Work order:
The answer must be every line of the records below that contains the word "JSON".

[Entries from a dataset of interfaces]
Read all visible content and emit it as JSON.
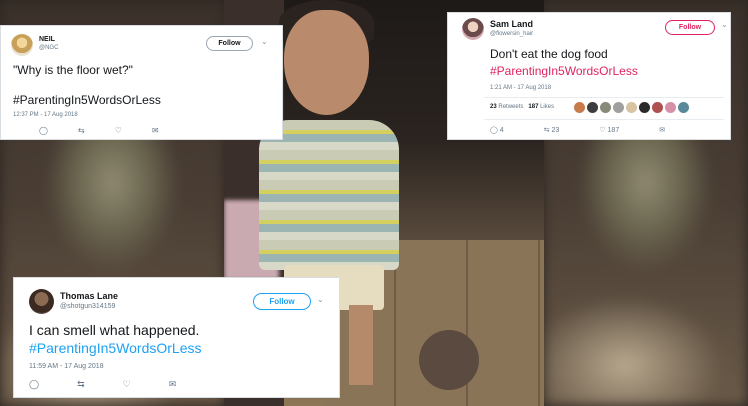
{
  "tweets": [
    {
      "name": "NEIL",
      "handle": "@NGC",
      "follow_label": "Follow",
      "text": "\"Why is the floor wet?\"",
      "hashtag": "#ParentingIn5WordsOrLess",
      "timestamp": "12:37 PM - 17 Aug 2018",
      "icons": [
        "reply-icon",
        "retweet-icon",
        "like-icon",
        "message-icon"
      ]
    },
    {
      "name": "Sam Land",
      "handle": "@flowersin_hair",
      "follow_label": "Follow",
      "text": "Don't eat the dog food",
      "hashtag": "#ParentingIn5WordsOrLess",
      "timestamp": "1:21 AM - 17 Aug 2018",
      "retweets_count": "23",
      "retweets_label": "Retweets",
      "likes_count": "187",
      "likes_label": "Likes",
      "reply_count": "4",
      "retweet_count": "23",
      "like_count": "187",
      "accent_color": "#e0245e",
      "icons": [
        "reply-icon",
        "retweet-icon",
        "like-icon",
        "message-icon"
      ]
    },
    {
      "name": "Thomas Lane",
      "handle": "@shotgun314159",
      "follow_label": "Follow",
      "text": "I can smell what happened.",
      "hashtag": "#ParentingIn5WordsOrLess",
      "timestamp": "11:59 AM - 17 Aug 2018",
      "accent_color": "#1da1f2",
      "icons": [
        "reply-icon",
        "retweet-icon",
        "like-icon",
        "message-icon"
      ]
    }
  ]
}
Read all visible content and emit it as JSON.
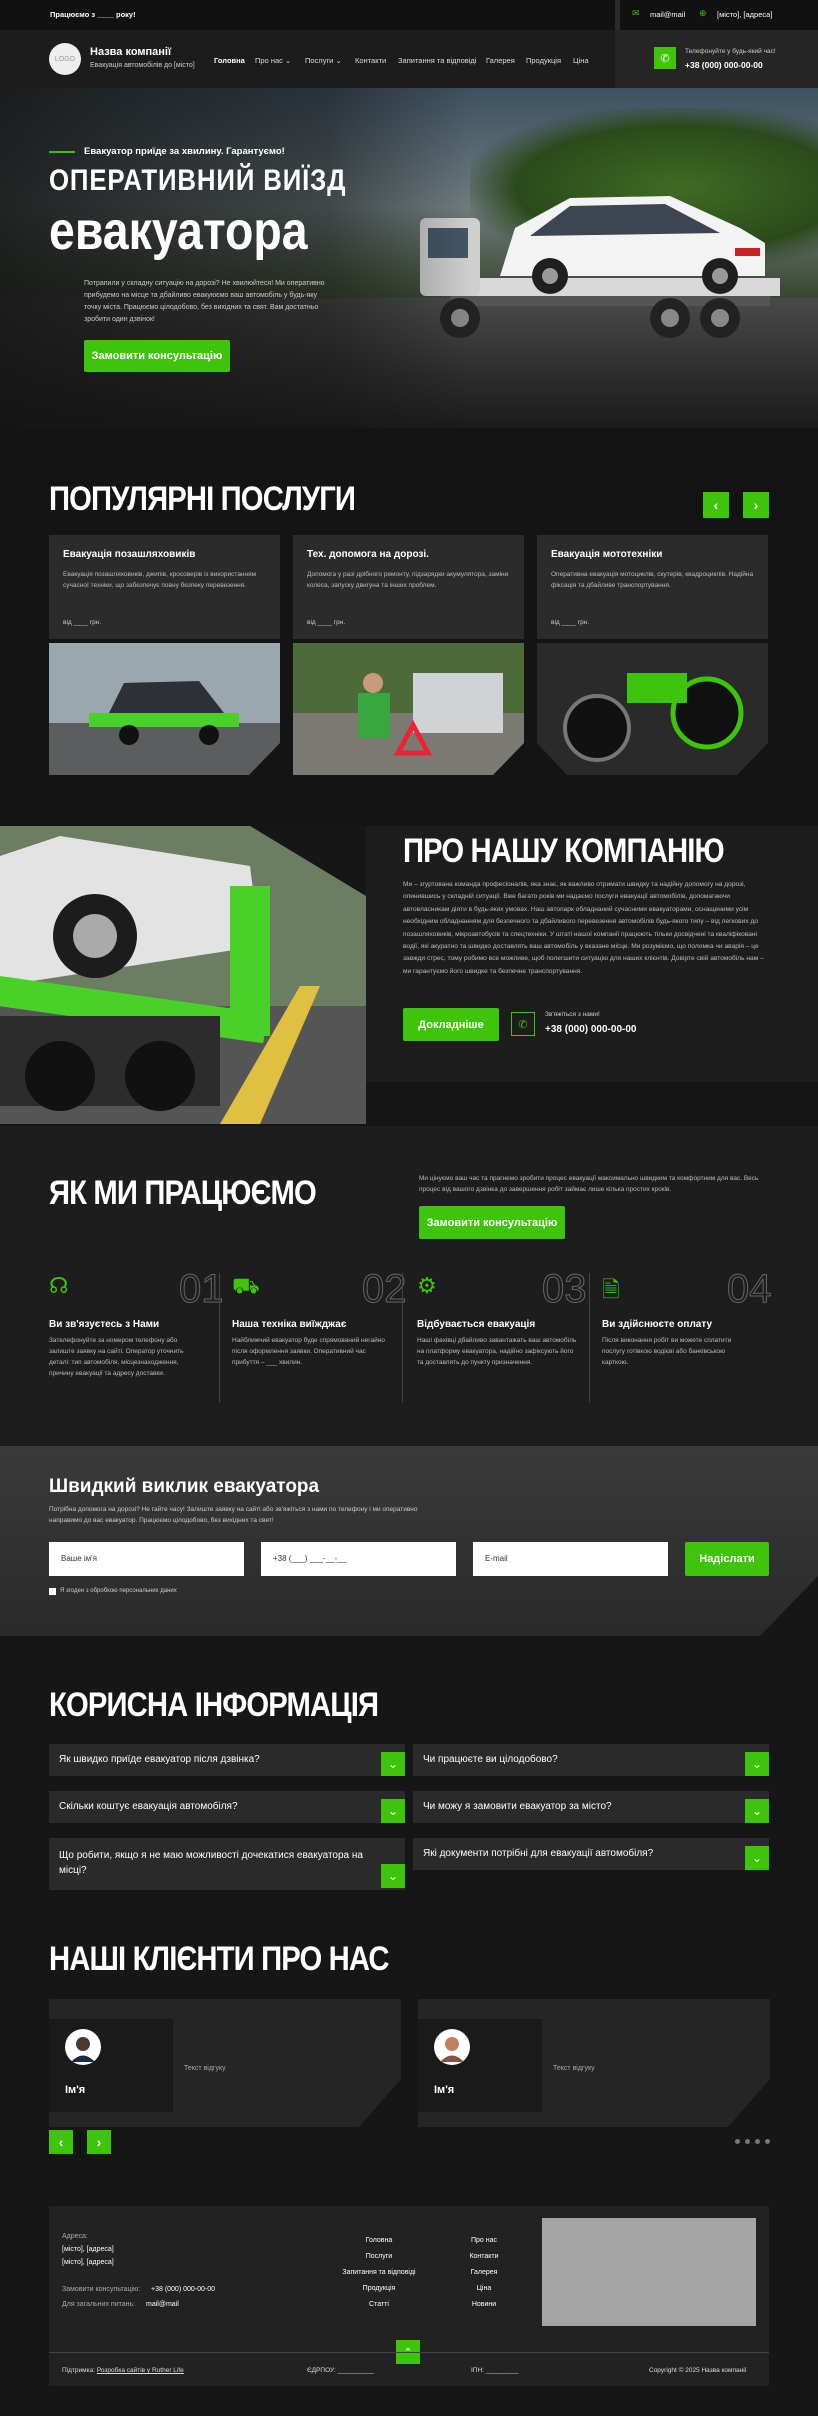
{
  "topbar": {
    "schedule": "Працюємо з ____ року!",
    "email": "mail@mail",
    "address": "[місто], [адреса]"
  },
  "header": {
    "logo": "LOGO",
    "company": "Назва компанії",
    "tagline": "Евакуація автомобілів до [місто]",
    "nav": [
      "Головна",
      "Про нас",
      "Послуги",
      "Контакти",
      "Запитання та відповіді",
      "Галерея",
      "Продукція",
      "Ціна"
    ],
    "call_caption": "Телефонуйте у будь-який час!",
    "phone": "+38 (000) 000-00-00"
  },
  "hero": {
    "kicker": "Евакуатор приїде за хвилину. Гарантуємо!",
    "title1": "ОПЕРАТИВНИЙ ВИЇЗД",
    "title2": "евакуатора",
    "text": "Потрапили у складну ситуацію на дорозі? Не хвилюйтеся! Ми оперативно прибудемо на місце та дбайливо евакуюємо ваш автомобіль у будь-яку точку міста. Працюємо цілодобово, без вихідних та свят. Вам достатньо зробити один дзвінок!",
    "cta": "Замовити консультацію"
  },
  "services": {
    "title": "ПОПУЛЯРНІ ПОСЛУГИ",
    "items": [
      {
        "name": "Евакуація позашляховиків",
        "text": "Евакуація позашляховиків, джипів, кросоверів із використанням сучасної техніки, що забезпечує повну безпеку перевезення.",
        "price": "від ____ грн."
      },
      {
        "name": "Тех. допомога на дорозі.",
        "text": "Допомога у разі дрібного ремонту, підзарядки акумулятора, заміни колеса, запуску двигуна та інших проблем.",
        "price": "від ____ грн."
      },
      {
        "name": "Евакуація мототехніки",
        "text": "Оперативна евакуація мотоциклів, скутерів, квадроциклів. Надійна фіксація та дбайливе транспортування.",
        "price": "від ____ грн."
      }
    ]
  },
  "about": {
    "title": "ПРО НАШУ КОМПАНІЮ",
    "text": "Ми – згуртована команда професіоналів, яка знає, як важливо отримати швидку та надійну допомогу на дорозі, опинившись у складній ситуації. Вже багато років ми надаємо послуги евакуації автомобілів, допомагаючи автовласникам діяти в будь-яких умовах. Наш автопарк обладнаний сучасними евакуаторами, оснащеними усім необхідним обладнанням для безпечного та дбайливого перевезення автомобілів будь-якого типу – від легкових до позашляховиків, мікроавтобусів та спецтехніки. У штаті нашої компанії працюють тільки досвідчені та кваліфіковані водії, які акуратно та швидко доставлять ваш автомобіль у вказане місце. Ми розуміємо, що поломка чи аварія – це завжди стрес, тому робимо все можливе, щоб полегшити ситуацію для наших клієнтів. Довірте свій автомобіль нам – ми гарантуємо його швидке та безпечне транспортування.",
    "cta": "Докладніше",
    "call_caption": "Зв'яжіться з нами!",
    "phone": "+38 (000) 000-00-00"
  },
  "how": {
    "title": "ЯК МИ ПРАЦЮЄМО",
    "text": "Ми цінуємо ваш час та прагнемо зробити процес евакуації максимально швидким та комфортним для вас. Весь процес від вашого дзвінка до завершення робіт займає лише кілька простих кроків.",
    "cta": "Замовити консультацію",
    "steps": [
      {
        "num": "01",
        "title": "Ви зв'язуєтесь з Нами",
        "text": "Зателефонуйте за номером телефону або залиште заявку на сайті. Оператор уточнить деталі: тип автомобіля, місцезнаходження, причину евакуації та адресу доставки."
      },
      {
        "num": "02",
        "title": "Наша техніка виїжджає",
        "text": "Найближчий евакуатор буде спрямований негайно після оформлення заявки. Оперативний час прибуття – ___ хвилин."
      },
      {
        "num": "03",
        "title": "Відбувається евакуація",
        "text": "Наші фахівці дбайливо завантажать ваш автомобіль на платформу евакуатора, надійно зафіксують його та доставлять до пункту призначення."
      },
      {
        "num": "04",
        "title": "Ви здійснюєте оплату",
        "text": "Після виконання робіт ви можете сплатити послугу готівкою водієві або банківською карткою."
      }
    ]
  },
  "quick": {
    "title": "Швидкий виклик евакуатора",
    "text": "Потрібна допомога на дорозі? Не гайте часу! Залиште заявку на сайті або зв'яжіться з нами по телефону і ми оперативно направимо до вас евакуатор. Працюємо цілодобово, без вихідних та свят!",
    "name_ph": "Ваше ім'я",
    "phone_ph": "+38 (___) ___-__-__",
    "email_ph": "E-mail",
    "submit": "Надіслати",
    "consent": "Я згоден з обробкою персональних даних"
  },
  "faq": {
    "title": "КОРИСНА ІНФОРМАЦІЯ",
    "items": [
      "Як швидко приїде евакуатор після дзвінка?",
      "Чи працюєте ви цілодобово?",
      "Скільки коштує евакуація автомобіля?",
      "Чи можу я замовити евакуатор за місто?",
      "Що робити, якщо я не маю можливості дочекатися евакуатора на місці?",
      "Які документи потрібні для евакуації автомобіля?"
    ]
  },
  "reviews": {
    "title": "НАШІ КЛІЄНТИ ПРО НАС",
    "items": [
      {
        "name": "Ім'я",
        "text": "Текст відгуку"
      },
      {
        "name": "Ім'я",
        "text": "Текст відгуку"
      }
    ]
  },
  "footer": {
    "addr_label": "Адреса:",
    "addr1": "[місто], [адреса]",
    "addr2": "[місто], [адреса]",
    "consult_label": "Замовити консультацію:",
    "consult_phone": "+38 (000) 000-00-00",
    "email_label": "Для загальних питань:",
    "email": "mail@mail",
    "links1": [
      "Головна",
      "Послуги",
      "Запитання та відповіді",
      "Продукція",
      "Статті"
    ],
    "links2": [
      "Про нас",
      "Контакти",
      "Галерея",
      "Ціна",
      "Новини"
    ],
    "support": "Підтримка",
    "made_by": "Розробка сайтів у Ruther Life",
    "edrpou": "ЄДРПОУ: __________",
    "ipn": "ІПН: _________",
    "copyright": "Copyright © 2025 Назва компанії"
  }
}
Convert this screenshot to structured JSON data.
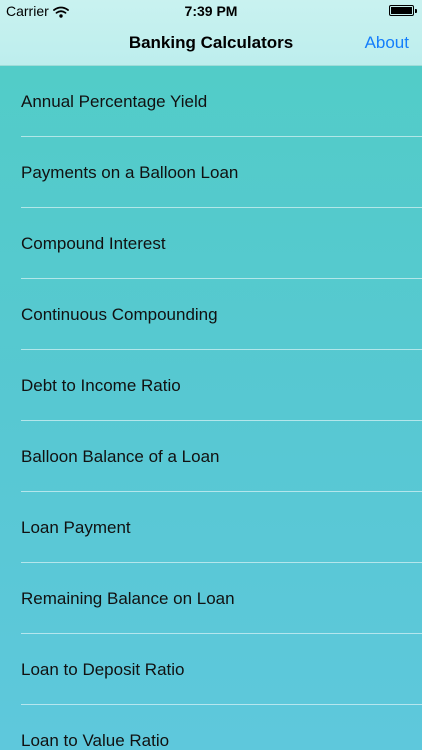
{
  "status_bar": {
    "carrier": "Carrier",
    "time": "7:39 PM"
  },
  "nav": {
    "title": "Banking Calculators",
    "about_label": "About"
  },
  "list": {
    "items": [
      {
        "label": "Annual Percentage Yield"
      },
      {
        "label": "Payments on a Balloon Loan"
      },
      {
        "label": "Compound Interest"
      },
      {
        "label": "Continuous Compounding"
      },
      {
        "label": "Debt to Income Ratio"
      },
      {
        "label": "Balloon Balance of a Loan"
      },
      {
        "label": "Loan Payment"
      },
      {
        "label": "Remaining Balance on Loan"
      },
      {
        "label": "Loan to Deposit Ratio"
      },
      {
        "label": "Loan to Value Ratio"
      }
    ]
  },
  "colors": {
    "accent": "#147efb",
    "nav_background": "#c3f0ef",
    "list_background_top": "#52ccc8",
    "list_background_bottom": "#5ec8dc"
  }
}
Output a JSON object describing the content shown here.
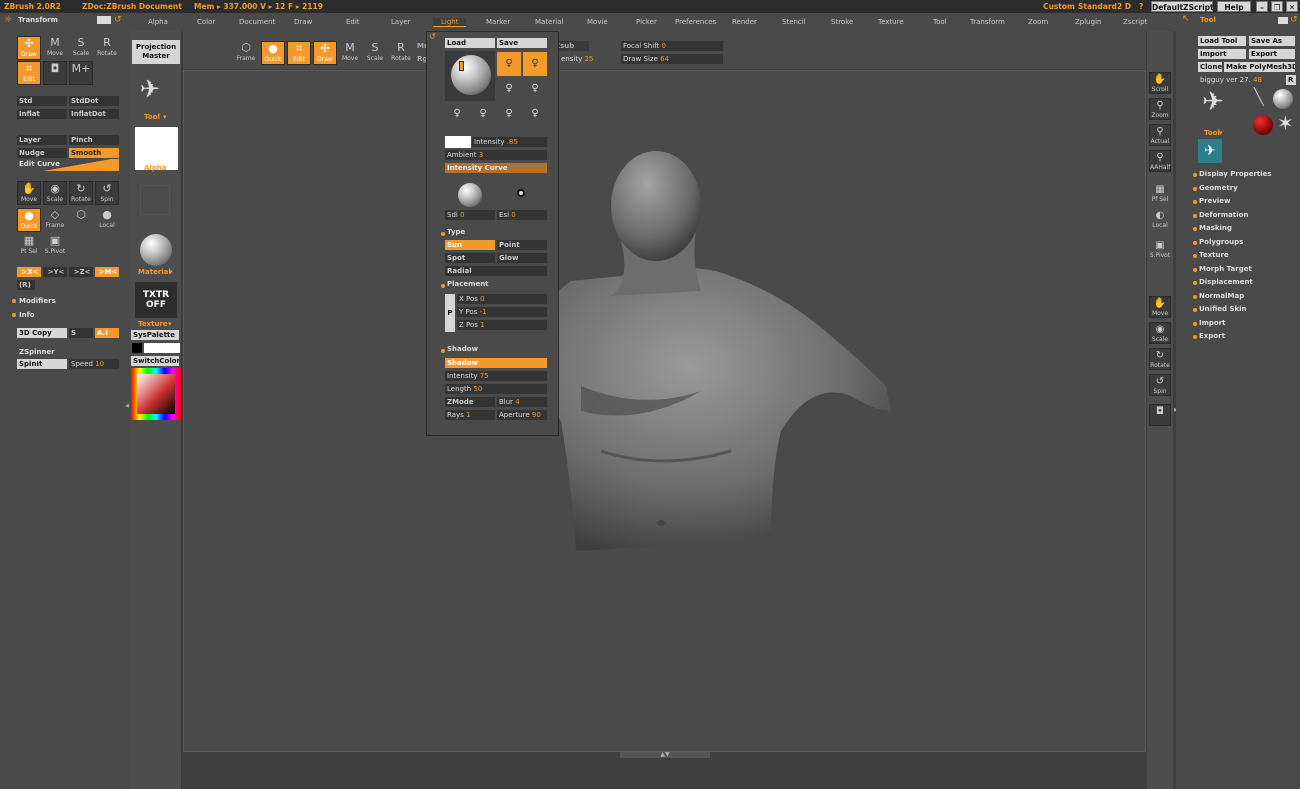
{
  "titlebar": {
    "app": "ZBrush 2.0R2",
    "doc": "ZDoc:ZBrush Document",
    "stats": "Mem ▸ 337.000  V ▸ 12  F ▸ 2119",
    "custom": "Custom",
    "standard": "Standard",
    "twod": "2 D",
    "help_q": "?",
    "defaultzscript": "DefaultZScript",
    "help": "Help"
  },
  "menubar": [
    "Alpha",
    "Color",
    "Document",
    "Draw",
    "Edit",
    "Layer",
    "Light",
    "Marker",
    "Material",
    "Movie",
    "Picker",
    "Preferences",
    "Render",
    "Stencil",
    "Stroke",
    "Texture",
    "Tool",
    "Transform",
    "Zoom",
    "Zplugin",
    "Zscript"
  ],
  "left": {
    "title": "Transform",
    "top_icons": [
      {
        "g": "✣",
        "l": "Draw"
      },
      {
        "g": "M",
        "l": "Move"
      },
      {
        "g": "S",
        "l": "Scale"
      },
      {
        "g": "R",
        "l": "Rotate"
      },
      {
        "g": "⌗",
        "l": "Edit"
      },
      {
        "g": "◘",
        "l": ""
      },
      {
        "g": "M+",
        "l": ""
      }
    ],
    "brushes": [
      "Std",
      "StdDot",
      "Inflat",
      "InflatDot",
      "Layer",
      "Pinch",
      "Nudge",
      "Smooth"
    ],
    "edit_curve": "Edit Curve",
    "tools": [
      {
        "g": "✋",
        "l": "Move"
      },
      {
        "g": "◉",
        "l": "Scale"
      },
      {
        "g": "↻",
        "l": "Rotate"
      },
      {
        "g": "↺",
        "l": "Spin"
      },
      {
        "g": "●",
        "l": "Quick"
      },
      {
        "g": "◇",
        "l": "Frame"
      },
      {
        "g": "⬡",
        "l": ""
      },
      {
        "g": "●",
        "l": "Local"
      },
      {
        "g": "▦",
        "l": "Pt Sel"
      },
      {
        "g": "▣",
        "l": "S.Pivot"
      }
    ],
    "axis": [
      ">X<",
      ">Y<",
      ">Z<",
      ">M<"
    ],
    "r": "(R)",
    "modifiers": "Modifiers",
    "info": "Info",
    "copy3d": "3D Copy",
    "s": "S",
    "ai": "A.I",
    "zspinner": "ZSpinner",
    "spinit": "SpinIt",
    "speed": "Speed",
    "speed_val": "10"
  },
  "strip": {
    "tool": "Tool",
    "alpha": "Alpha",
    "material": "Material",
    "txtr": "TXTR OFF",
    "texture": "Texture",
    "projection": "Projection Master",
    "syspalette": "SysPalette",
    "switchcolor": "SwitchColor"
  },
  "shelf": {
    "frame": "Frame",
    "quick": "Quick",
    "edit": "Edit",
    "draw": "Draw",
    "move": "Move",
    "scale": "Scale",
    "rotate": "Rotate",
    "mrgb": "Mrgb",
    "rgb": "Rgb In",
    "zsub": "Zsub",
    "zsub_int_label": "ensity",
    "zsub_int": "25",
    "focal": "Focal Shift",
    "focal_val": "0",
    "drawsize": "Draw Size",
    "drawsize_val": "64"
  },
  "light": {
    "load": "Load",
    "save": "Save",
    "intensity": "Intensity",
    "intensity_val": ".85",
    "ambient": "Ambient",
    "ambient_val": "3",
    "intensity_curve": "Intensity Curve",
    "sdi": "Sdi",
    "sdi_val": "0",
    "esi": "Esi",
    "esi_val": "0",
    "type": "Type",
    "sun": "Sun",
    "point": "Point",
    "spot": "Spot",
    "glow": "Glow",
    "radial": "Radial",
    "placement": "Placement",
    "p": "P",
    "xpos": "X Pos",
    "xpos_val": "0",
    "ypos": "Y Pos",
    "ypos_val": "-1",
    "zpos": "Z Pos",
    "zpos_val": "1",
    "shadow_h": "Shadow",
    "shadow": "Shadow",
    "s_intensity": "Intensity",
    "s_intensity_val": "75",
    "length": "Length",
    "length_val": "50",
    "zmode": "ZMode",
    "blur": "Blur",
    "blur_val": "4",
    "rays": "Rays",
    "rays_val": "1",
    "aperture": "Aperture",
    "aperture_val": "90"
  },
  "right": {
    "title": "Tool",
    "load_tool": "Load Tool",
    "save_as": "Save As",
    "import": "Import",
    "export": "Export",
    "clone": "Clone",
    "make": "Make PolyMesh3D",
    "bigguy": "bigguy ver 27.",
    "bigguy_val": "48",
    "r": "R",
    "tool": "Tool",
    "menu": [
      "Display Properties",
      "Geometry",
      "Preview",
      "Deformation",
      "Masking",
      "Polygroups",
      "Texture",
      "Morph Target",
      "Displacement",
      "NormalMap",
      "Unified Skin",
      "Import",
      "Export"
    ]
  },
  "rstrip": [
    {
      "g": "✋",
      "l": "Scroll"
    },
    {
      "g": "⚲",
      "l": "Zoom"
    },
    {
      "g": "⚲",
      "l": "Actual"
    },
    {
      "g": "⚲",
      "l": "AAHalf"
    },
    {
      "g": "▦",
      "l": "Pf Sel"
    },
    {
      "g": "◐",
      "l": "Local"
    },
    {
      "g": "▣",
      "l": "S.Pivot"
    },
    {
      "g": "✋",
      "l": "Move"
    },
    {
      "g": "◉",
      "l": "Scale"
    },
    {
      "g": "↻",
      "l": "Rotate"
    },
    {
      "g": "↺",
      "l": "Spin"
    },
    {
      "g": "◘",
      "l": ""
    }
  ],
  "colors": {
    "accent": "#f39a2b",
    "panel": "#4a4a4a",
    "canvas": "#4a4a4a"
  }
}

Exercise solution:
Read all visible content and emit it as JSON.
Read all visible content and emit it as JSON.
Convert this screenshot to structured JSON data.
Output a JSON object describing the content shown here.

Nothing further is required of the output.